|ALROSA has 10 primary diamond mines, 10 alluvial mines, and 2 mines in development in Russia. The company also holds a 32.8% stake in the Catoca mine in Angola. ALROSA’s mines represent 8 out of the top 15 largest producing diamond mines in the world in terms of carats produced. Jubilee and Nyurbinskaya mines produced over 9 million carats in 2014 making them the fourth and fifth largest projects in the world.|
|1.) Jwaneng : Botswana. It is owned by Debswana. (50% DeBeers, 50% Botswana government) Jwaneng is the second largest diamond mine in Botswana and is nearing completion of the Cut-8 expansion, which will extend the mine life to at least 2025. Cut-8 will provide access to approximately 95 million carats of high quality diamonds, making Jwaneng the most valuable diamond reserve in the world. Jwaneng produced over 9 million carats of diamonds worth $1.3 billion in 2014.|
|>||2.) Argyle : Australia. The Argyle mine in northwest Australia is owned and operated by Rio Tinto. The mine began production in 1985. The Argyle mine is known as the worlds largest producer of fancy coloured diamonds. It produced 12.6 million carats in 2014, making it the second largest diamond mine in the world in terms of carats produced.|
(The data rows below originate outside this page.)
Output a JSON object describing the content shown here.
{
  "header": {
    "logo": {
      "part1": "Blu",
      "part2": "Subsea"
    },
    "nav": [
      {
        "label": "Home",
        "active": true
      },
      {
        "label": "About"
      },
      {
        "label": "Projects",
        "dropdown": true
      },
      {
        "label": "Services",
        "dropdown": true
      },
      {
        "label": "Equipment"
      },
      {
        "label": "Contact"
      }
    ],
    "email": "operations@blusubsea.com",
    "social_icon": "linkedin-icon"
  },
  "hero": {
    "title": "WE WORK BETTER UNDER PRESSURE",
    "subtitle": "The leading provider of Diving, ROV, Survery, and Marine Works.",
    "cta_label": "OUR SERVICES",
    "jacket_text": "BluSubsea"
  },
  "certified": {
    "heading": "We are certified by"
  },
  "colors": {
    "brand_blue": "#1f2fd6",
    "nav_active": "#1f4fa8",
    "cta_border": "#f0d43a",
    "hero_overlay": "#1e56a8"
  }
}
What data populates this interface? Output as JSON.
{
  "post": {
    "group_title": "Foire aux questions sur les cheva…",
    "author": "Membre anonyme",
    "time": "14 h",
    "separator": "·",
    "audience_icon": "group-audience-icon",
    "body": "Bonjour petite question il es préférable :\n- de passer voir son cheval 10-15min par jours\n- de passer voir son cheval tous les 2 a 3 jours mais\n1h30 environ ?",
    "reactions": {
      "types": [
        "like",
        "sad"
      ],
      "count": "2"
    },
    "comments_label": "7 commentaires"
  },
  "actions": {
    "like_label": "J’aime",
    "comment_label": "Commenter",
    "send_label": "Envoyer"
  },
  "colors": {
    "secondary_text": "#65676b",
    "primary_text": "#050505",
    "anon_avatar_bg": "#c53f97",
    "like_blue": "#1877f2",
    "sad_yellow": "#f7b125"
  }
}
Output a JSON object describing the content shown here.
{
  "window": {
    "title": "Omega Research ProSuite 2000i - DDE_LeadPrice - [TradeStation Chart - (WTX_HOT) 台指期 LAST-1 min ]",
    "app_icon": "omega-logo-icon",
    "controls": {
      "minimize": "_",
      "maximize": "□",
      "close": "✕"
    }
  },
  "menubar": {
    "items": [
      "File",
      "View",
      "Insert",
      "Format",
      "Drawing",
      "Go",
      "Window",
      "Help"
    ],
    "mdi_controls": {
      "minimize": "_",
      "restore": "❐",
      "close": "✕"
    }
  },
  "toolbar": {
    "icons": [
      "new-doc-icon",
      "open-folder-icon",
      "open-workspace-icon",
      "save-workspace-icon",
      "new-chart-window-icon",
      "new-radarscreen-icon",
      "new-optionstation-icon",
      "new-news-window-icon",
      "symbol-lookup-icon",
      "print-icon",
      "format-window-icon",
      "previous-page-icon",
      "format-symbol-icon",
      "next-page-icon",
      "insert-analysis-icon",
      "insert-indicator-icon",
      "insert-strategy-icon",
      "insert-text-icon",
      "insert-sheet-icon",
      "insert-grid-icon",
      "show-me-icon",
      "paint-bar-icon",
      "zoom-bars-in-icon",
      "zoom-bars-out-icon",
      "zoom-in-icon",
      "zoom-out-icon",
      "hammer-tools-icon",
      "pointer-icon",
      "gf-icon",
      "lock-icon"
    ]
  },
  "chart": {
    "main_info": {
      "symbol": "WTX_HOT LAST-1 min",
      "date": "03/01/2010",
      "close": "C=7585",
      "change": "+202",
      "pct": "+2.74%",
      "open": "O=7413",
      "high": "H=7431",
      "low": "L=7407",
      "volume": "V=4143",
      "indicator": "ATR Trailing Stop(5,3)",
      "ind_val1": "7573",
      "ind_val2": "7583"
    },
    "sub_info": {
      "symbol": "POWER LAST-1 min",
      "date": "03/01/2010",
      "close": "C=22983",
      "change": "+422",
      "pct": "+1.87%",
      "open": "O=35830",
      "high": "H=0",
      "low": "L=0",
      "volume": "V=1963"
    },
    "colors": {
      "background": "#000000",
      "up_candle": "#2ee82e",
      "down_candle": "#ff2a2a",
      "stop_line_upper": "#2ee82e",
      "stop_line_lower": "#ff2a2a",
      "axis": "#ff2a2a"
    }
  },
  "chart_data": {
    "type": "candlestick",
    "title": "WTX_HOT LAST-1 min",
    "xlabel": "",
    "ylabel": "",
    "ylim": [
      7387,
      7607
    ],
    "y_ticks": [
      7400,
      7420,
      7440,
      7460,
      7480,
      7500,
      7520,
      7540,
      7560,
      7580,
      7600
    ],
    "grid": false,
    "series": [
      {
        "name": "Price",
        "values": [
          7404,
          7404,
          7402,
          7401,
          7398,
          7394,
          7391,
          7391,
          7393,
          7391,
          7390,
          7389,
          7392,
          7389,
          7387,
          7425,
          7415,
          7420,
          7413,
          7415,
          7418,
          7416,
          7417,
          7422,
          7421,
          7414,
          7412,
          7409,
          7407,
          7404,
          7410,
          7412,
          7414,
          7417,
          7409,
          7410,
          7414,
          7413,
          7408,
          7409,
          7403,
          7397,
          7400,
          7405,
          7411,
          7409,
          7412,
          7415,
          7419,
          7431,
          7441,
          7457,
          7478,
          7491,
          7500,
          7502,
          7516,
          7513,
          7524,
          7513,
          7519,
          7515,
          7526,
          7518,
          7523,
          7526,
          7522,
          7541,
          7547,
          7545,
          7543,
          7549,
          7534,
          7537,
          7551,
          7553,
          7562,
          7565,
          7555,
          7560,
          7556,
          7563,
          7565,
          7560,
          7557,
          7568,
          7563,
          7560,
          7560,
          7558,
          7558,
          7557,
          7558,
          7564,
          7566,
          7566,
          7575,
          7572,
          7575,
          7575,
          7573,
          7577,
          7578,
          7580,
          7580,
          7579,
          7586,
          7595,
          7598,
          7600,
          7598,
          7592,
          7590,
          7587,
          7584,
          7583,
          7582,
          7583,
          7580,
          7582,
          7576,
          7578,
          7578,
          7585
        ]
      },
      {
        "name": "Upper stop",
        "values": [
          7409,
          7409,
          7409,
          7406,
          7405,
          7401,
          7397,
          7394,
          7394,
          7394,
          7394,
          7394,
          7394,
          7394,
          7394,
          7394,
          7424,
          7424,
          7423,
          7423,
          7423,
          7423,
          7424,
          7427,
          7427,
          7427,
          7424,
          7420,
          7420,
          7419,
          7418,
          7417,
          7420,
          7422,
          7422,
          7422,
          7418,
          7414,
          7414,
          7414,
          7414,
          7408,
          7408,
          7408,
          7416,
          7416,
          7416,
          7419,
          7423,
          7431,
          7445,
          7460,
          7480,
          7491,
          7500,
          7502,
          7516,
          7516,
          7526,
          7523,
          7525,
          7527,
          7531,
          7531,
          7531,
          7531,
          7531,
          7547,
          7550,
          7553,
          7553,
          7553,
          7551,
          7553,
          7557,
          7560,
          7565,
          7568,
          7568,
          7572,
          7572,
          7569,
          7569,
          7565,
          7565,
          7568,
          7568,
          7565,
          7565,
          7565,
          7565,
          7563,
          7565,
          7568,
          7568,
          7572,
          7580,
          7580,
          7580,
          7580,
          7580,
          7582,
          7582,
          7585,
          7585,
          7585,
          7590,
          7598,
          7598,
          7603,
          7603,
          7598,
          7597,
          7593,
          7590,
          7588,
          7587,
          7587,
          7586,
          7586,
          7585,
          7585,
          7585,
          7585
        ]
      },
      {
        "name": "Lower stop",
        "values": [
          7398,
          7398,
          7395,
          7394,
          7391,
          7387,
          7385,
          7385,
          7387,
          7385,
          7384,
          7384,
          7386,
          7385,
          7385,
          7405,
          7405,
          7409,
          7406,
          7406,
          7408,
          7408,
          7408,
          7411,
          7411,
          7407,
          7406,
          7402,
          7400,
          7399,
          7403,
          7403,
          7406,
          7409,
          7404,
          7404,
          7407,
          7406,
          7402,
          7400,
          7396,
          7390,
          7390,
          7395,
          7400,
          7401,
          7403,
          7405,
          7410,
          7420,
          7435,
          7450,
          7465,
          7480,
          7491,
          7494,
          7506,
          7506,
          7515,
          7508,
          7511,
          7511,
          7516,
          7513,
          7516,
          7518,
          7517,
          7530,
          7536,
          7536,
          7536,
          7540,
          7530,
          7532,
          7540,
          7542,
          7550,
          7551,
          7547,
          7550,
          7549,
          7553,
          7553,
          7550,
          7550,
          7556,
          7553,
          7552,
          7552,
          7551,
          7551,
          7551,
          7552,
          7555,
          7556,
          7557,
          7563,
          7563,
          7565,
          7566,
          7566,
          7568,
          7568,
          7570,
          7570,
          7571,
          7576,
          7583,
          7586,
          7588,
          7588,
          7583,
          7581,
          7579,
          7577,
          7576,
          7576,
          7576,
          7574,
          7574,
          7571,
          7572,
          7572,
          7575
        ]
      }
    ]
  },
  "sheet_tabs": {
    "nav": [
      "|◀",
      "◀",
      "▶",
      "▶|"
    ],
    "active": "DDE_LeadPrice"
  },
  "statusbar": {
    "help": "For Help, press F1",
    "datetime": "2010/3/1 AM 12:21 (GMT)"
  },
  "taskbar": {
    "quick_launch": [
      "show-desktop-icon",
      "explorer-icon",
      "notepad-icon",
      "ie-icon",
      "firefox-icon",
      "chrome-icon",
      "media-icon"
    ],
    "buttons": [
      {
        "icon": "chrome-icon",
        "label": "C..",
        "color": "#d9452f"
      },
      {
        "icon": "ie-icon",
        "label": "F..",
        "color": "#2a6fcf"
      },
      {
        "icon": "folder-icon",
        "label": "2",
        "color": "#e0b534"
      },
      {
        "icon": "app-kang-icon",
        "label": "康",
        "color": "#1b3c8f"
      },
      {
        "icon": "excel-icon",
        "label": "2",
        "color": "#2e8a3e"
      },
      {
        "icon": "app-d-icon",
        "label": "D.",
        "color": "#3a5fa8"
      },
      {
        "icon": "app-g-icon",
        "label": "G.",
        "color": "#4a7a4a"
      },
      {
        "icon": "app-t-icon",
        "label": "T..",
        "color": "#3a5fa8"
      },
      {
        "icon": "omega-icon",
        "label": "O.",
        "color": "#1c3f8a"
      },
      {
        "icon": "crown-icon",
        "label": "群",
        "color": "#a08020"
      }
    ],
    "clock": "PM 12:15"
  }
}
The recent move to full underground mining will extend the mine life to at least 2019.
|3.) Orapa : Botswana. Orapa is Debswana-owned. Botswana’s Orapa mine was the worlds largest diamond mine in terms of total value of carats produced in 2014. Orapa is estimated to be the worlds largest by value, estimated to produce $1.9 billion worth of diamonds. In 2014 the Orapa mine produced about 12.9 million carats.|
|4.) Catoca : Angola. The Catoca Mine is owned and operated by Sociedade Mineira de Catoca, a joint venture of the state-run mining company Endiama (32.8%), Russia-based diamond producer Alrosa (32.8%), China Sonagol (18%), and Odebrecht Mining (16.4%). |
The mine went into production in 1997 and is expected to produce 60 million carats over its lifetime, about 35% of which are gem quality.
|5.) Diavik : Canada. The mine is owned by a joint venture between the Harry Winston Diamond Corporation and Rio Tinto Group. The mine consists of three kimberlite pipes associated with the Lac de Gras kimberlite field and is located on an island 20 km2 (7.7 sq mi) in Lac de Gras. It is about 220 km (140 mi) south of the Arctic Circle. The Diavik Mine has 39.6 million carats of proven reserves and 13.7 million carats of probable reserves.|
|6.) Venetia : South Africa. The Venetia mine is owned and operated by De Beers. The open-pit mine began production in 1992 and now produces about 40% of South African total diamond production.|
The mine produced over 3.5 million carats in 2014 with production valued at over $500 million.
|7. Ekati : Canada. The Ekati mine is 80%-owned by BHP Billiton. The mine began operations in 1998. As of January 31, 2015, the Ekati Mine had 20.2 million carats of probable reserves in the Core Zone and 85.6 million carats of probable reserves in the Buffer Zone for a total of 105.8 million carats. The Jay deposit at Ekati has the potential to extend the mine life approximately 10 to 11 years beyond the current projected closure in 2020.|